### ASSIGNMENT
Look through the entries below and report every line that has "done".

### Page and application data records
>>>>

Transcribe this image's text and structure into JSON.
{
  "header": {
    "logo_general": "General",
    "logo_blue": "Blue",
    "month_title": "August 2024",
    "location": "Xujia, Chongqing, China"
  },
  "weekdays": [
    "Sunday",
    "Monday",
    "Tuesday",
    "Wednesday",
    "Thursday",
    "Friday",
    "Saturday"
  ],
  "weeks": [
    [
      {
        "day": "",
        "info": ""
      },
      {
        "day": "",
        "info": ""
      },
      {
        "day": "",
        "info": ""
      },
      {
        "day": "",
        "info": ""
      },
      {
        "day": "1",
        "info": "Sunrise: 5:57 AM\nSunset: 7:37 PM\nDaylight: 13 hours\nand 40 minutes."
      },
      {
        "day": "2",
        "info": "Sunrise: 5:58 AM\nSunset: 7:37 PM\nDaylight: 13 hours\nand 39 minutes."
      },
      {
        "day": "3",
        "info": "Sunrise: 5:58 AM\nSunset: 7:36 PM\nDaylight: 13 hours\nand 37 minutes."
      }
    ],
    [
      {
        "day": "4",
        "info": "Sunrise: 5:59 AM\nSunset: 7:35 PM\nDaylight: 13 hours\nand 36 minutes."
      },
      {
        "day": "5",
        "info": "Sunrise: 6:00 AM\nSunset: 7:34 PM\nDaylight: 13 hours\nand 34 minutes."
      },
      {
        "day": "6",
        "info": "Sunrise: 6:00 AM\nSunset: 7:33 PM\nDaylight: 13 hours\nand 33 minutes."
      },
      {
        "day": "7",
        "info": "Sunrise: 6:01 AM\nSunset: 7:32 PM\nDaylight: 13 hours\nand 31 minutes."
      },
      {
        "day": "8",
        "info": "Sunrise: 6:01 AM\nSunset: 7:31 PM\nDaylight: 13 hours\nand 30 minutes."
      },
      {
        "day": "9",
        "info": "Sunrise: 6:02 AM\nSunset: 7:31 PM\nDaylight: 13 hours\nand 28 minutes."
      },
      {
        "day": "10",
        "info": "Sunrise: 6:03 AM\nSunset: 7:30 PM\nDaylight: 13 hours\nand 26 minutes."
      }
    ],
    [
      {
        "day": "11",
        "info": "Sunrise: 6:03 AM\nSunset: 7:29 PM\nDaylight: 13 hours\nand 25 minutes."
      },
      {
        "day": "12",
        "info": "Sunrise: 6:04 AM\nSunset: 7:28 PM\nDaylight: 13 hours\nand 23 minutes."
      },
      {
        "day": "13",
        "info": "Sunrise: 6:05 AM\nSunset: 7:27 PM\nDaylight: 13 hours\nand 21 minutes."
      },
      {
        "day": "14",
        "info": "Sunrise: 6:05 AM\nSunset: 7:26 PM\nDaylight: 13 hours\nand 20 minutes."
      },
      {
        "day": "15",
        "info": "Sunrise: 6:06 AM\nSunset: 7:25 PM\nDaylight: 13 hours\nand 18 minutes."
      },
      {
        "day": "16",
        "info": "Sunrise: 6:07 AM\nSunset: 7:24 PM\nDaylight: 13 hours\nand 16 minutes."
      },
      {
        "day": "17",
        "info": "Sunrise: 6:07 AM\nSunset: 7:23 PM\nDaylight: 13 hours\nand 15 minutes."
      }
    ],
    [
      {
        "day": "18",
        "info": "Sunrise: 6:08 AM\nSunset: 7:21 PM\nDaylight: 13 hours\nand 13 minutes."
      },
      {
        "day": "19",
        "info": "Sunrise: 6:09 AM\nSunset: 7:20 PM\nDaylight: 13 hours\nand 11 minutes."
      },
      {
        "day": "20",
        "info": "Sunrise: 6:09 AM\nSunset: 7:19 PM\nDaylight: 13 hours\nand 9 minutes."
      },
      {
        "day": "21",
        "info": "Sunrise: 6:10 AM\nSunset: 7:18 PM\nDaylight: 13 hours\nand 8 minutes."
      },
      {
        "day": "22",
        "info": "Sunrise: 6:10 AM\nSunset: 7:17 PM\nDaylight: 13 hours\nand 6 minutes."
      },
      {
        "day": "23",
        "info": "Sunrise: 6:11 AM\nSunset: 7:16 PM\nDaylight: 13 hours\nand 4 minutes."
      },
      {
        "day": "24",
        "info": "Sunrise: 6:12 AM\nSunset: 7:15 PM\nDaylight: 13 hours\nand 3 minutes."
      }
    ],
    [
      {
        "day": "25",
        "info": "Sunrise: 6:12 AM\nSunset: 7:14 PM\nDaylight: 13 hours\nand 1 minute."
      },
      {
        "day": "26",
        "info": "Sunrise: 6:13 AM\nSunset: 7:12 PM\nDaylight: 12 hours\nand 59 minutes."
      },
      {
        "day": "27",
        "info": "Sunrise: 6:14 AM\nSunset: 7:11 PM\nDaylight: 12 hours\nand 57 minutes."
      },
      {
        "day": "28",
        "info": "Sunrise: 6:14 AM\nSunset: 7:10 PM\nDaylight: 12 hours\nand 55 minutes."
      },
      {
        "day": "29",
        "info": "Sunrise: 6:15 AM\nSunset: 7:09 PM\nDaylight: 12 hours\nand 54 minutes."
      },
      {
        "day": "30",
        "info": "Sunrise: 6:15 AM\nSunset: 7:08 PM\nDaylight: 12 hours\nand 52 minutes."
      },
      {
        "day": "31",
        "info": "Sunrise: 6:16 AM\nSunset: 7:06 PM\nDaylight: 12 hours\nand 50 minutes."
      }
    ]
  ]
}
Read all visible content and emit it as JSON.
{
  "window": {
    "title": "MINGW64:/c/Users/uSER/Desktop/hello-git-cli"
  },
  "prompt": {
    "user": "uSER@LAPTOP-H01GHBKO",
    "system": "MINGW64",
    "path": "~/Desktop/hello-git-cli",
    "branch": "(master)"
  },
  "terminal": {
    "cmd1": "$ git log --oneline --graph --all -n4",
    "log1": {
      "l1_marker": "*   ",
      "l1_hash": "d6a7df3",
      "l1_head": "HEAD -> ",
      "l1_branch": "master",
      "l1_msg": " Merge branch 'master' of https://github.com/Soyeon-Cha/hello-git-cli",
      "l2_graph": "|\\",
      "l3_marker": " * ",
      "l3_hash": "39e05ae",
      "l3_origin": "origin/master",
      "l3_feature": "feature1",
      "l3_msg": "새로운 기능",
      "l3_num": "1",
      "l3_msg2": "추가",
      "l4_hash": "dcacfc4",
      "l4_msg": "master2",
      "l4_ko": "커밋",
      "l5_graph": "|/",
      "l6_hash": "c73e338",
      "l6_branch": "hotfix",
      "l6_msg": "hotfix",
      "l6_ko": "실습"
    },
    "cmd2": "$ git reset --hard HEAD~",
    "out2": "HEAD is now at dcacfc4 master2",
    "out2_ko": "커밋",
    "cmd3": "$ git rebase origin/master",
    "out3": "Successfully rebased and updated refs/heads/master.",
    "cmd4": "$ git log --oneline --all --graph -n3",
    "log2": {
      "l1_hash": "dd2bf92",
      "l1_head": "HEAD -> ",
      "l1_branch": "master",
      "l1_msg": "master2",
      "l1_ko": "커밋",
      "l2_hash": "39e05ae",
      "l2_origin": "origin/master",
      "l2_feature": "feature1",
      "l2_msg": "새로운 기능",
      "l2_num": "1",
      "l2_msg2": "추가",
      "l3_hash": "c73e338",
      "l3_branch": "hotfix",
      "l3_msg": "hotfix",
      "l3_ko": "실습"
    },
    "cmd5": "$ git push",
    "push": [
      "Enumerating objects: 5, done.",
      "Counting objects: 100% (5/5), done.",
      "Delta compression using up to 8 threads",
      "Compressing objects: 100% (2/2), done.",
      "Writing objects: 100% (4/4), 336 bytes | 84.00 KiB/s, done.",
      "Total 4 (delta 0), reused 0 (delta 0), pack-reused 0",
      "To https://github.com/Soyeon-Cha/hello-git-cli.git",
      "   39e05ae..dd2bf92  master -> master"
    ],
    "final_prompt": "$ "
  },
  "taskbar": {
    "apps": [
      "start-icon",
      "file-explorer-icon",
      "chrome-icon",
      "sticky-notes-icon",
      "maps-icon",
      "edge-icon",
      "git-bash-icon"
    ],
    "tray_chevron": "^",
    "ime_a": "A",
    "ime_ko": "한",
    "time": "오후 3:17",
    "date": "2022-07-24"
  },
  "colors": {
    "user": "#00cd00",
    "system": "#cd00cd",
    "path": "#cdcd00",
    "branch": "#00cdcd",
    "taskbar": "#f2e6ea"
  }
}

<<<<

### TASK OUTPUT
      "Enumerating objects: 5, done.",
      "Counting objects: 100% (5/5), done.",
      "Compressing objects: 100% (2/2), done.",
      "Writing objects: 100% (4/4), 336 bytes | 84.00 KiB/s, done.",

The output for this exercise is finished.